Dysmenorrhea: symptoms. Family Doctor—American Academy of Family Physicians website. Available at: http://familydoctor.org/familydoctor/en/diseases-conditions/dysmenorrhea.html. Updated April 2014. Accessed September 12, 2017.
French L. Dysmenorrhea. Am Fam Physician. 2005;71:285-291. Available at: http://www.aafp.org/afp/2005/0115/p285.html. Accessed September 12, 2017.
Menstrual cycle problems. American Academy of Family Physicians website. Available at: http://familydoctor.org/familydoctor/en/health-tools/search-by-symptom/menstrual-cycle-problems.html. Accessed September 12, 2017.
Pelvic inflammatory disease (PID): CDC fact sheet. Centers for Disease Control and Prevention website. Available at: http://www.cdc.gov/std/pid/stdfact-pid.htm. Updated July 10, 2017. Accessed September 12, 2017.
9/30/2008 DynaMed Plus Systematic Literature Surveillancehttp://www.dynamed.com/topics/dmp~AN~T116170/Dysmenorrhea: Witt CM, Reinhold T, et al. Acupuncture in patients with dysmenorrhea: a randomized study on clinical effectiveness and cost-effectiveness in usual care. Am J Obstet Gynecol. 2008;198:166.e1-8.
4/15/2014 DynaMed Plus Systematic Literature Surveillance http://www.dynamed.com/topics/dmp~AN~T116170/Dysmenorrhea: Osayande AS, Mehulic S. Diagnosis and initial management of dysmenorrhea. Am Fam Physician. 2014;89(5):341-346.
6/18/2014 DynaMed Plus Systematic Literature Surveillance http://www.dynamed.com/topics/dmp~AN~T116170/Dysmenorrhea: Kannan P, Claydon LS. Some physiotherapy treatments may relieve menstrual pain in women with primary dysmenorrhea: a systematic review. J Physiother. 2014;60(1):13-21.

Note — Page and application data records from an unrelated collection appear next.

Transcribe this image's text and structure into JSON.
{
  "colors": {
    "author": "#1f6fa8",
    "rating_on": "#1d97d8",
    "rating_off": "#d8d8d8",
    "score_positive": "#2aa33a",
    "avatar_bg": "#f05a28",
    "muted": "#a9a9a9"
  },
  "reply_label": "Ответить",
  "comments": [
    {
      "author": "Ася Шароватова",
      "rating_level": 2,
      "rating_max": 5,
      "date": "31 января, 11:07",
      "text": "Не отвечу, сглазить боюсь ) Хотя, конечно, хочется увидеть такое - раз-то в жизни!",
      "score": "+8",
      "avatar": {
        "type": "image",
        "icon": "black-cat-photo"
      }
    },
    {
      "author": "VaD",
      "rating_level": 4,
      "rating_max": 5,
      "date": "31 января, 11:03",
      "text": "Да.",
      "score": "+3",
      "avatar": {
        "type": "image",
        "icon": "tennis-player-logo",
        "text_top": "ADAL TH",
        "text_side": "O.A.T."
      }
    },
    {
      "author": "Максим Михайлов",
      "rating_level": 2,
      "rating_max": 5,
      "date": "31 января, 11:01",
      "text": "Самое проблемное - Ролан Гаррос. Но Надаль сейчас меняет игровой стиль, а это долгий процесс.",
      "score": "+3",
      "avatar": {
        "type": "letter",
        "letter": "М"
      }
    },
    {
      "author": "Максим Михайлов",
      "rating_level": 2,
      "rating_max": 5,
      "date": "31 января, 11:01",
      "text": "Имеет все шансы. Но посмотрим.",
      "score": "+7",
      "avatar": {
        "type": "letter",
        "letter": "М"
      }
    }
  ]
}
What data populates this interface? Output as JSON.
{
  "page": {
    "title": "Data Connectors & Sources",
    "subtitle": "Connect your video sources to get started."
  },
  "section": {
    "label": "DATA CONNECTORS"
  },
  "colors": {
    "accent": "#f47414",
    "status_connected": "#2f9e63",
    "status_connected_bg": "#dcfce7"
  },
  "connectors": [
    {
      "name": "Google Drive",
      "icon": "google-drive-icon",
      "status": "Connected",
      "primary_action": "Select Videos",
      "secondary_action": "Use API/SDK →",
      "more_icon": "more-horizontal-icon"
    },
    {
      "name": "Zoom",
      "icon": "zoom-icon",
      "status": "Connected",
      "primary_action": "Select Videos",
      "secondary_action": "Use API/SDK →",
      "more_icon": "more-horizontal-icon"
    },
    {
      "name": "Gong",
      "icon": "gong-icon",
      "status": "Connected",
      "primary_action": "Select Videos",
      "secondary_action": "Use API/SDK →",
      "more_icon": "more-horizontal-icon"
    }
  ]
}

Last reviewed September 2017 by EBSCO Medical Review Board Beverly Siegal, MD, FACOG
Please be aware that this information is provided to supplement the care provided by your physician. It is neither intended nor implied to be a substitute for professional medical advice. CALL YOUR HEALTHCARE PROVIDER IMMEDIATELY IF YOU THINK YOU MAY HAVE A MEDICAL EMERGENCY. Always seek the advice of your physician or other qualified health provider prior to starting any new treatment or with any questions you may have regarding a medical condition.
Copyright © 2012 EBSCO Publishing All rights reserved.
What can we help you find?close ×